Wesleyan in the News
In this recurring feature in The Wesleyan Connection, we highlight some of the latest news stories about Wesleyan and our alumni.
Wesleyan in the News
In this op-ed, Huffington Foundation Professor of Economics and Environmental Studies, Emeritus Gary Yohe and his coauthors write that they are encouraged by the “unprecedented attention being given to climate change among those vying for the 2020 Democratic presidential nomination” and offer words of advice for creating an ambitious but credible climate policy.
2. AINT — BAD: “Isabella Convertino”
The photography of Isabella Convertino ’20 is featured on this website, an independent publisher of new photographic art. According to the article, “Her work has been published by ROMAN NVMERALS press, and was recently acquired by the MoMA library. Convertino’s images speak to the complications of adolescence, compounding memory and trauma as points of departure. Interested in the interplay between familial and gender structures, her work probes modes of power-inheritance and the potential devastation of genetic happenstance.”
3. EOS: “Resurrecting Interest in a ‘Dead’ Planet”

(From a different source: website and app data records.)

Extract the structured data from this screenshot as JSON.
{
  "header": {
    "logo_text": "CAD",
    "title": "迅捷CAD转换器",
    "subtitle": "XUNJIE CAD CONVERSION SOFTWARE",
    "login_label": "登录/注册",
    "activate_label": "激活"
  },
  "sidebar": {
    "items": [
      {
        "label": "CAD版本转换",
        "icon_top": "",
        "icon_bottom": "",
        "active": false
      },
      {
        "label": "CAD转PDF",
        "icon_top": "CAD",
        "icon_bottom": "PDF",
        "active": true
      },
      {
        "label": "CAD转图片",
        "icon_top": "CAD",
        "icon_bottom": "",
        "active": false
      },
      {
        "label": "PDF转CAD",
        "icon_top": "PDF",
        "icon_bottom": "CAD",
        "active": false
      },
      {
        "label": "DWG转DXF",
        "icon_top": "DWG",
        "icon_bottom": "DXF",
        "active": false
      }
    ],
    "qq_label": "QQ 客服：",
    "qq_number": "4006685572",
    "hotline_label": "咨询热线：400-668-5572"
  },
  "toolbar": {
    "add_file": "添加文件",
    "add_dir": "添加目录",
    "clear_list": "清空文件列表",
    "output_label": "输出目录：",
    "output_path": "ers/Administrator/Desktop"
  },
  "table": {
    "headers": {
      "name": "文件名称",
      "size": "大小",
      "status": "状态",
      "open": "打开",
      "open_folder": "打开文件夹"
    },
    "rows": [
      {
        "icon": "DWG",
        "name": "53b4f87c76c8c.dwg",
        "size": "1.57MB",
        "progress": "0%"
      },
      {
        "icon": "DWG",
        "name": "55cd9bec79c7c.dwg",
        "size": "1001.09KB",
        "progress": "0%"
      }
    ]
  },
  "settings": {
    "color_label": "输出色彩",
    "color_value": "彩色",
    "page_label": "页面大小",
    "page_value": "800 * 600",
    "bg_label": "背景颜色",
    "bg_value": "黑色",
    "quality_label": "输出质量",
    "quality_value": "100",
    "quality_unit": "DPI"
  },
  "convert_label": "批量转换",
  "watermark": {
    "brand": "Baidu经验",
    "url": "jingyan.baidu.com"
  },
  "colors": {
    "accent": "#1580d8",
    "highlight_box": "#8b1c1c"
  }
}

Martha Gilmore, the George I. Seney Professor of Geology, is quoted in this article on new research suggesting that, contrary to popular belief, the surface of Venus actually may be quite active today. “Venus is an Earth-sized planet and now—who knew?!—there are Earth-sized planets all over the galaxy,” said Gilmore. “So now, Venus is even more relevant for that reason.”
4. The Middletown Press: “High School Students from Around World Take Part in Wesleyan Summer Arts Camp”
Sixty-eight Center for Creative Youth (CCY) participants from around the country and the world recently demonstrated the skills they had learned in just a week of intensive art study during a community share day. Wesleyan assumed leadership of CCY in fall 2018 as an official University program, and this is the first time the camp has been offered under Wesleyan’s management.
5. The Washington Post: “To Find Serenity, Freedom and Creativity, Sometimes It’s Best to Forget”
President Michael S. Roth reviews A Primer for Forgetting: Getting Past the Past, a book in which author Lewis Hyde “doesn’t ignore the pain of involuntary amnesia, but . . . is much more interested in the liberating aspects of ‘getting past the past,’ as his subtitle puts it.”
Alumni in the News
- Money Inc: “10 Things You Didn’t Know about Alliance Data Systems CEO Edward J. Heffernan [’84, P’21]”
Number one on this list by Garrett Parker notes that Heffernan is from Ireland. Number two notes that he attended college in the United States (Wesleyan, of course), with graduate school (an MBA) at Columbia.
2. The Washington Post: “How ‘The Breakfast Club,’ Home to Brash Hosts and Irate Rappers, Became a One-of-a-Kind Campaign Stop”
The story by Bethnoie Butler on “Power 105.1’s popular nationally syndicated radio show hosted by Charlamagne tha God, Angela Yee [’97] and DJ Envy” notes that “[t]he hosts have a knack for getting their guests to divulge unexpected details.”
3. Vanity Fair: “Sisters of Swing”
Abigail Jones writes, “Half a century ago, the acclaimed music critic George T. Simon said everything you need to know about sexism in jazz: ‘Only God can make a tree, and only men can play good jazz.’ This gender bias has deep roots. Jazz has always been a boys’ club, a macho art form reserved for brash, fast-fingered men living on the road, in cramped quarters, hustling from gig to gig. And despite playing a pioneering role in integration and the civil rights movement, jazz has had an abysmal record on gender.” Guitarist and composer Mary Halvorson ’02 is one of the 17 women highlighted here.
4. Wall Street Journal: “‘Are We There Yet?’ Review: Driven to Distraction”
Patrick Cook reviews the book by Dan Albert ’88 under the caveat, “Today’s ride is likely to be an SUV full of technically brilliant safety features but offering little appeal to the millennial generation.”
5. New York Times: “What I Learned Photographing Death” by Caroline Catlin [’15]
“When I enter a hospital room as a photographer, I stand ready to pay attention, ready to capture the way that love honors the dying. Witnessing these small moments helps me come to terms with my own mortality,” writes Catlin, who is living with cancer and a volunteer for Soulumination, a Washington State photography nonprofit. “When I am in those rooms, I am present with the sole goal of finding the moments within grief that feel the most gentle and human.”
6. Hamptons.com: “Brian De Palma and Toni Ross [’79] To Be Honored During 2019 Hamptons International Film Festival”
Nicole Barylski quotes Hamptons International Film Festival Artistic Director David Nugent on Ross’s upcoming honor: “Toni Ross has been an instrumental champion of the arts and the East End community where she works and lives. She helped to launch the Hamptons International Film Festival and is the reason we are all here today. We look forward to honoring her at the festival in October.”